Ms. Gagnon was won over by Mr. Segal's interest in her vision. "He wasn't preoccupied with my data or looking through my accounting to see if I had paid my taxes," she says. "He was more interested in where I saw my business going because he wanted a long-term relationship."
Her main fear was taking on an investor who would want to pull out soon after, demanding a chunk of cash she might not have. She also had worries about overinterference. "I have discussions with my sister about the business, but with someone you don't know and someone who has financial power, it's a whole other dynamic," Ms. Gagnon says.
Above all, she demanded trust and respect. "I'm young and don't have previous manufacturing experience, but I know my company and product better than anyone else. I had to feel that he saw me as the expert of that."
To limit possible tensions, Ms. Gagnon had her business mentor - an executive she had been working with since 2006 - deal with the intricacies of the actual negotiations, along with a lawyer who became involved at the end. "This way, the power struggle was handled by an intermediary," she says.

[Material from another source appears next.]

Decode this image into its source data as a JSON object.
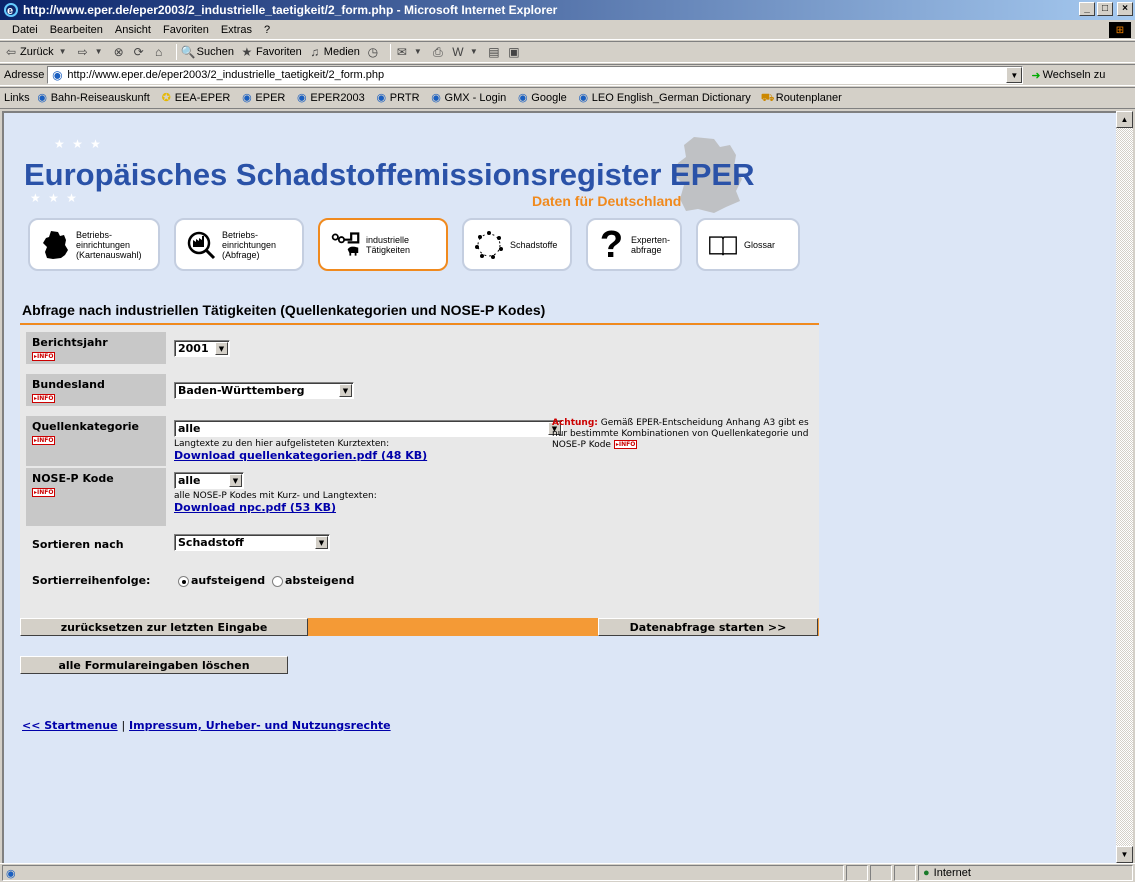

It took Ms. Gagnon and Mr. Segal four months to sign a deal. "That in itself was a risk for me, because I devoted a lot of time to this relationship, as well as lawyer fees," she says. "If the deal didn't go through, I was going to lose a lot of money. I never had a lawyer meter clicking like that before."
Last July, Mr. Segal became an investor in La fourmi bionique. Ms. Gagnon will not disclose the sum of money she received but will say that Mr. Segal now owns 25 per cent of her company.
"It has opened many doors for us," she says. "First, it's financial leverage. Before, I couldn't ever carry any inventory - I was just producing and shipping. Now I'm able to carry inventory, which means I can sell more in a month."
The financial help also allowed Ms. Gagnon to invest in more supermarket shelf listings (fees paid to grocery chains to have a product stocked in their stores) to get her gourmet goods into more Sobeys, Loblaws and Metro stores. Her granola is now sold in 700 stores and hotels across Quebec, as well as a few in France and Ontario.
But the biggest news is that Mr. Segal's investment has given La fourmi bionique the boost it needs to expand beyond Quebec. Ms. Gagnon hired a marketing consultant to help plan her expansion, which she intends to complete by the end of the year.
Then there's the strategic advice Mr. Segal gives Ms. Gagnon, using his business acumen to help her identify opportunities and negotiate deals, as well as the valuable contacts he shares. For example, he brought her together with the marketing consultant who will help plan the expansion into Ontario.
And because the deal was signed last summer, Ms. Gagnon says it helped cushion the blow of the economic crisis. "My company is now less vulnerable than it was if I was solely relying on credit. It's given me a safety net."